class Cake\ORM\Behavior\TimestampBehavior

The timestamp behavior allows your table objects to update one or more timestamps on each model event. This is primarily used to populate data into created and modified fields. However, with some additional configuration, you can update any timestamp/datetime column on any event a table publishes.

Basic Usage

You enable the timestamp behavior like any other behavior:

class ArticlesTable extends Table
{
    public function initialize(array $config)
    {
        $this->addBehavior('Timestamp');
    }
}

The default configuration will do the following:

  • When a new entity is saved the created and modified fields will be set to the current time.
  • When an entity is updated, the modified field is set to the current time.

Using and Configuring the Behavior

If you need to modify fields with different names, or want to update additional timestamp fields on custom events you can use some additional configuration:

class OrdersTable extends Table
{
    public function initialize(array $config)
    {
        $this->addBehavior('Timestamp', [
            'events' => [
                'Model.beforeSave' => [
                    'created_at' => 'new',
                    'updated_at' => 'always',
                ],
                'Orders.completed' => [
                    'completed_at' => 'always'
                ]
            ]
        ]);
    }
}
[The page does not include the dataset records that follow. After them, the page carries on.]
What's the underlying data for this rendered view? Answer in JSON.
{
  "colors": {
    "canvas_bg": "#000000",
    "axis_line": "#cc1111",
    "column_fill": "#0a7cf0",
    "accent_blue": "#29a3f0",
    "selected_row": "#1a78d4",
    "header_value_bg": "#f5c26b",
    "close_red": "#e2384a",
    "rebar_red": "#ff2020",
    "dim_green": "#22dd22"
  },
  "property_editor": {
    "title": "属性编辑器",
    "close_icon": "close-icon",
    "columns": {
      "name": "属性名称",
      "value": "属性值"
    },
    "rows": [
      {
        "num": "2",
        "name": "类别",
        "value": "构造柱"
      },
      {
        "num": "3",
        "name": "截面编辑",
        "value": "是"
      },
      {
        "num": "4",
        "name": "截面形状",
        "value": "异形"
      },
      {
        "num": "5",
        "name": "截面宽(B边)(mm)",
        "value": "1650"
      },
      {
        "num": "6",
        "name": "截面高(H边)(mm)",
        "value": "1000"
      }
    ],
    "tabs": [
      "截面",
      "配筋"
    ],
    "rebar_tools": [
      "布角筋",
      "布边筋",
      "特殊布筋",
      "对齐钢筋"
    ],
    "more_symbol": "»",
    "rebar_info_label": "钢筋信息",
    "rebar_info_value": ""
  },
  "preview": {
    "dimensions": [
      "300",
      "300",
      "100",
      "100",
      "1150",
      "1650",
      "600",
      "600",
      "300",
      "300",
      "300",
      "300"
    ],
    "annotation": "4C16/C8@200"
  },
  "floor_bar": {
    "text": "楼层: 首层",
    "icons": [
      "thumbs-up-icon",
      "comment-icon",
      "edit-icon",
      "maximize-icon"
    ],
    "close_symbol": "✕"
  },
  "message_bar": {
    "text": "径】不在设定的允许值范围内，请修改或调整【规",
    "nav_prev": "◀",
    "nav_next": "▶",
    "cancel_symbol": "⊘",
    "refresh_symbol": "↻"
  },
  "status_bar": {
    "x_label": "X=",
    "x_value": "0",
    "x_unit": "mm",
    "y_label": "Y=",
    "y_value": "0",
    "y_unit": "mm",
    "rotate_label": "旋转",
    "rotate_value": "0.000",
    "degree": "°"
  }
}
As you can see above, in addition to the standard Model.beforeSave event, we are also updating the completed_at column when orders are completed.

Updating Timestamps on Entities

Sometimes you’ll want to update just the timestamps on an entity without changing any other properties. This is sometimes referred to as ‘touching’ a record. In CakePHP you can use the touch() method to do exactly this:

// Touch based on the Model.beforeSave event.
$articles->touch($article);

// Touch based on a specific event.
$orders->touch($order, 'Orders.completed');

After you have saved the entity, the field is updated.

Touching records can be useful when you want to signal that a parent resource has changed when a child resource is created/updated. For example: updating an article when a new comment is added.

Saving Updates Without Modifying Timestamps

To disable the automatic modification of the updated timestamp column when saving an entity you can mark the attribute as ‘dirty’:

// Mark the modified column as dirty making
// the current value be set on update.
$order->setDirty('modified', true);

// Prior to 3.4.0
$order->dirty('modified', true);